_PROBLEM DESCRIPTION:_ In the records below, find the lines that include "Solid" and copy each.

_SUPPLIED MATERIAL:_
##############################
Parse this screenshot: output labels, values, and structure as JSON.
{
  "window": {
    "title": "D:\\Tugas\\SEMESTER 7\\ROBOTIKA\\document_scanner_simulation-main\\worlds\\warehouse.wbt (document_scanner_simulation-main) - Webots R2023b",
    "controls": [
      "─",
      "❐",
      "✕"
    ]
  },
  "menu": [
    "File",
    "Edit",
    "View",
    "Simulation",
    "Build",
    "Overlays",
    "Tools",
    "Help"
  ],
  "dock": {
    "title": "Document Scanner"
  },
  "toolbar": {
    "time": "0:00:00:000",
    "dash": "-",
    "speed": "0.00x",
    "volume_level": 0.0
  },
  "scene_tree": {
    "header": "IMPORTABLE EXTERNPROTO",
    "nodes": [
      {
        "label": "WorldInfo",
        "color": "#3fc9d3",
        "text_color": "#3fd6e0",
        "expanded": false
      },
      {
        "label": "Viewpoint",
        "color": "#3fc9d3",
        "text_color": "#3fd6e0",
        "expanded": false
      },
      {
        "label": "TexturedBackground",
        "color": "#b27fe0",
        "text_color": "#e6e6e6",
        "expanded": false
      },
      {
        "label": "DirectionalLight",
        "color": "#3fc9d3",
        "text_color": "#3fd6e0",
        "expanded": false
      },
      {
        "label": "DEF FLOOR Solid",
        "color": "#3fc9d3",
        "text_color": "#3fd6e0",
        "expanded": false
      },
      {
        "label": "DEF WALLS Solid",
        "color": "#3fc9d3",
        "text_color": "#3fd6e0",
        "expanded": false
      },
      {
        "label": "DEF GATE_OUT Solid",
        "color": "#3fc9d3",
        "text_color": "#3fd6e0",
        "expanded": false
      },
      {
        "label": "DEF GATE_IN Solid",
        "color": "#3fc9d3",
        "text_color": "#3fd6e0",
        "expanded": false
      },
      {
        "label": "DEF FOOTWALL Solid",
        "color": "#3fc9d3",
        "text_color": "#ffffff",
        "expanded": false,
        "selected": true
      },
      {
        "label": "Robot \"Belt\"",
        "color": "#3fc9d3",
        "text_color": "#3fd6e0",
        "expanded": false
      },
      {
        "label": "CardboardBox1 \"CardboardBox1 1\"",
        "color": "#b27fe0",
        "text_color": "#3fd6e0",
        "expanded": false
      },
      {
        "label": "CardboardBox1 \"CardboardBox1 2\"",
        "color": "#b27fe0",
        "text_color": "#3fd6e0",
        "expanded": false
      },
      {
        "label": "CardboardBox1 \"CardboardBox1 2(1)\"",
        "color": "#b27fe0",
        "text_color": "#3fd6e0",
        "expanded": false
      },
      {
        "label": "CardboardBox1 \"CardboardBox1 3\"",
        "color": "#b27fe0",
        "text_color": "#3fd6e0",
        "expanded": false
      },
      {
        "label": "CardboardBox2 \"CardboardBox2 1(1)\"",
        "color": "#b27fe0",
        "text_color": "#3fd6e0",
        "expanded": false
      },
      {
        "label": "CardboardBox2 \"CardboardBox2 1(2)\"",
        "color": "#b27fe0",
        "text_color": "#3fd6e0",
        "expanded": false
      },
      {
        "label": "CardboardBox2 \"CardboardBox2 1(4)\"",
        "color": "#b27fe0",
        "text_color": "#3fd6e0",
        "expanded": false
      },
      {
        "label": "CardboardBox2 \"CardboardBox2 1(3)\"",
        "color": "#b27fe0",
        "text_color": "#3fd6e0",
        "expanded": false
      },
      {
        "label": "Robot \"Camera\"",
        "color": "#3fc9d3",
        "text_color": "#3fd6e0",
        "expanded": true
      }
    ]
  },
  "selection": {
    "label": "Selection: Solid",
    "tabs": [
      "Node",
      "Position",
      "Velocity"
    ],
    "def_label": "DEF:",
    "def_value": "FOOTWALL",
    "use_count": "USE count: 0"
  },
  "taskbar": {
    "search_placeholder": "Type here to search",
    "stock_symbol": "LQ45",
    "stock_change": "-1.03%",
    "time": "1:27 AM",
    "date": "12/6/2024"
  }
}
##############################
_WRITTEN SOLUTION:_
        "label": "DEF FLOOR Solid",
        "label": "DEF WALLS Solid",
        "label": "DEF GATE_OUT Solid",
        "label": "DEF GATE_IN Solid",
        "label": "DEF FOOTWALL Solid",
    "label": "Selection: Solid",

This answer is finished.